• **WORK INSTRUCTIONS**
From the records below, please print only the lines from the one containing "Parse this screenshot: output" through the one containing "Serialize everything readable", both included. Skip the pictures.

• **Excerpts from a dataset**
════════════════════
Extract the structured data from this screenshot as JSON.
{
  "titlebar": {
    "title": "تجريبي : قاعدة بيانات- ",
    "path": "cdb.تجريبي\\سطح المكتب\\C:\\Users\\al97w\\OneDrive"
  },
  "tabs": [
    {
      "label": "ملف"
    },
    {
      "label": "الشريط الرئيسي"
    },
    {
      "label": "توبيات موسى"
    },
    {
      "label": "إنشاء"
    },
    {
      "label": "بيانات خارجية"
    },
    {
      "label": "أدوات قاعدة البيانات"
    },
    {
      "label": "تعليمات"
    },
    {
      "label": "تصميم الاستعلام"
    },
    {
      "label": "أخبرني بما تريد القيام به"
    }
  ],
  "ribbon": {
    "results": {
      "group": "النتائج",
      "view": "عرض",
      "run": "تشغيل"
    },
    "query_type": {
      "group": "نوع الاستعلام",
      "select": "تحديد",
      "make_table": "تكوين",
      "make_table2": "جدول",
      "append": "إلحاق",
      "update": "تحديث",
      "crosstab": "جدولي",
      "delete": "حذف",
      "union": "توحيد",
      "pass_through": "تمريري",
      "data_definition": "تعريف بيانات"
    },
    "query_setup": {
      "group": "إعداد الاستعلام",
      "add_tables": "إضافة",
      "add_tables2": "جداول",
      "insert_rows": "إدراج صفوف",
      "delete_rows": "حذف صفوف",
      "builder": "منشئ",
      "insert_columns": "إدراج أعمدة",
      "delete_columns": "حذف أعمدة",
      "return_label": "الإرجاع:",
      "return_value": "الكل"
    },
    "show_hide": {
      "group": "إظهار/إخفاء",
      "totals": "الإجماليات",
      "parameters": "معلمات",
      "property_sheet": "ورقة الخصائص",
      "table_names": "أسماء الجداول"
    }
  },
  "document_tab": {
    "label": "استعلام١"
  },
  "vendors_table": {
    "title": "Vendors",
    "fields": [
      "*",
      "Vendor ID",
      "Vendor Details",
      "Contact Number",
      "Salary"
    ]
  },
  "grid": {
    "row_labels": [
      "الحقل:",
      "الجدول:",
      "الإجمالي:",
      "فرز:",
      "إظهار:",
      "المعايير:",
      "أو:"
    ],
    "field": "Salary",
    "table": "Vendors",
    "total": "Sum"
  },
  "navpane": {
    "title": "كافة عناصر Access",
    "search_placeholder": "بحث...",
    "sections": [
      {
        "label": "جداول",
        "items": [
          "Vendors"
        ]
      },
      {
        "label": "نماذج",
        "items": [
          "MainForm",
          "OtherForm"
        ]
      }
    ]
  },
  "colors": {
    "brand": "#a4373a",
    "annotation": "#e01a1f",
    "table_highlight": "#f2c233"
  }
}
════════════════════
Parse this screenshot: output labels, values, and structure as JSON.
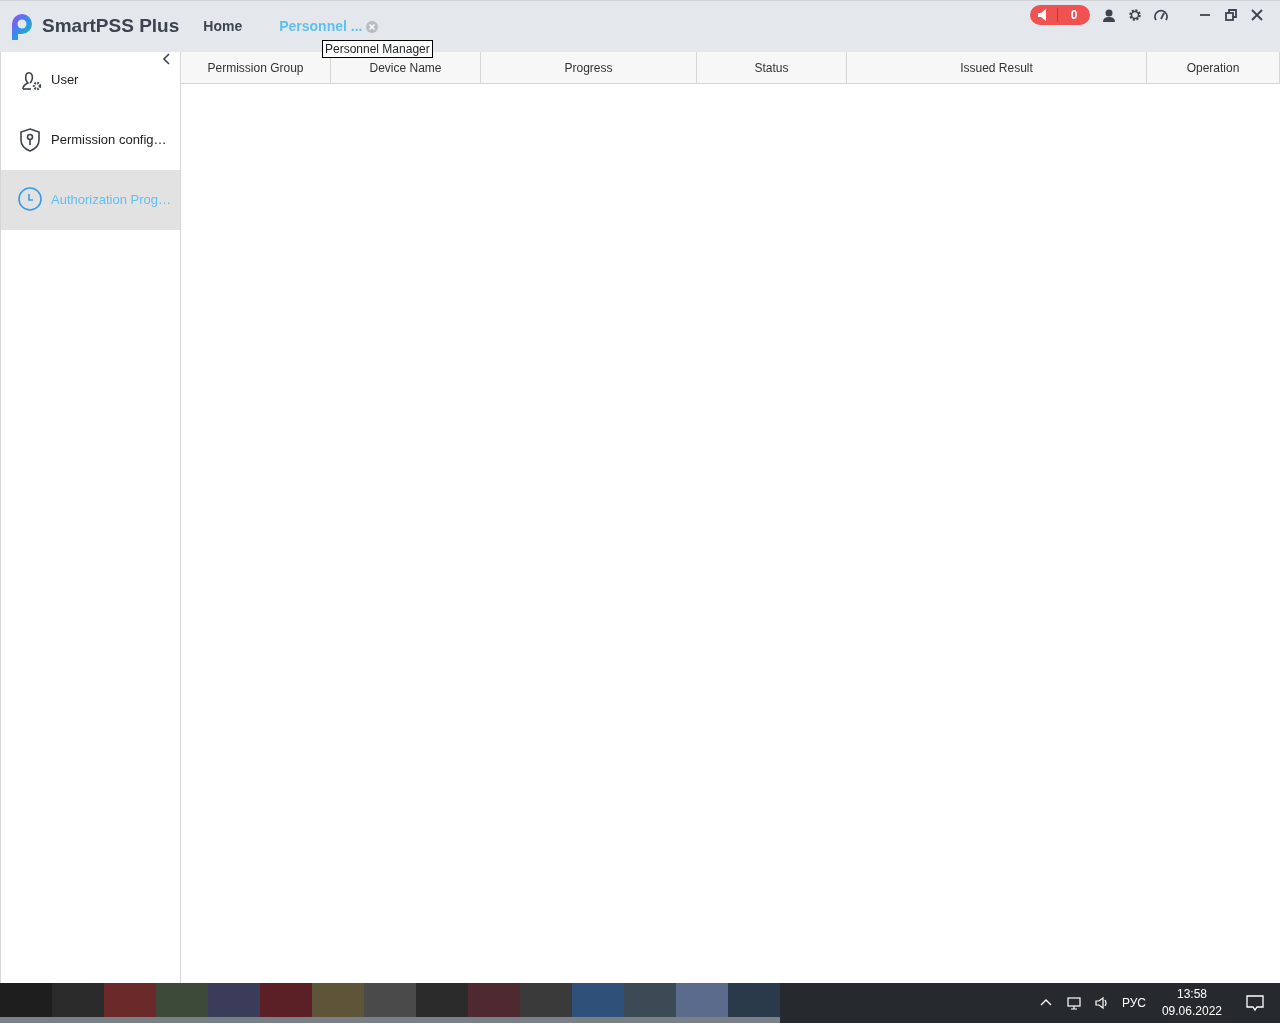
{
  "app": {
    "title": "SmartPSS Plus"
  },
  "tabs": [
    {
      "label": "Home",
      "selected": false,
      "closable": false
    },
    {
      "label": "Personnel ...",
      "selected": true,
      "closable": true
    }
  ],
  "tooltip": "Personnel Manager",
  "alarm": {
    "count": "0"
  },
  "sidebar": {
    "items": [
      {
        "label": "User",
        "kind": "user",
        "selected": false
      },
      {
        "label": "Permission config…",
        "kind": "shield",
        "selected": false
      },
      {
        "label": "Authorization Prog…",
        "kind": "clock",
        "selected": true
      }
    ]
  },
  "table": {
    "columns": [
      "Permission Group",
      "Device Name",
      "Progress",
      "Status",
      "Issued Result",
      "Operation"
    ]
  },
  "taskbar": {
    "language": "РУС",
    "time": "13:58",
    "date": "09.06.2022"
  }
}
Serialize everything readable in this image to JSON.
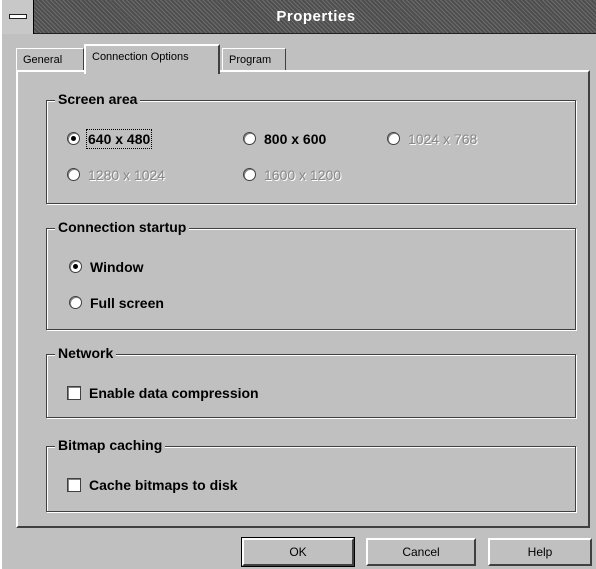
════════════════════
• **SOLUTION FOR THIS EXERCISE**
Parse this screenshot: output labels, values, and structure as JSON.
{
  "app": {
    "title": "SmartPSS Plus"
  },
  "tabs": [
    {
      "label": "Home",
      "selected": false,
      "closable": false
    },
    {
      "label": "Personnel ...",
      "selected": true,
      "closable": true
    }
  ],
  "tooltip": "Personnel Manager",
  "alarm": {
    "count": "0"
  },
  "sidebar": {
    "items": [
      {
        "label": "User",
        "kind": "user",
        "selected": false
      },
      {
        "label": "Permission config…",
        "kind": "shield",
        "selected": false
      },
      {
        "label": "Authorization Prog…",
        "kind": "clock",
        "selected": true
      }
    ]
  },
  "table": {
    "columns": [
      "Permission Group",
      "Device Name",
      "Progress",
      "Status",
      "Issued Result",
      "Operation"
    ]
  },
  "taskbar": {
    "language": "РУС",
    "time": "13:58",
    "date": "09.06.2022"
  }
}
Serialize everything readable in this image to JSON.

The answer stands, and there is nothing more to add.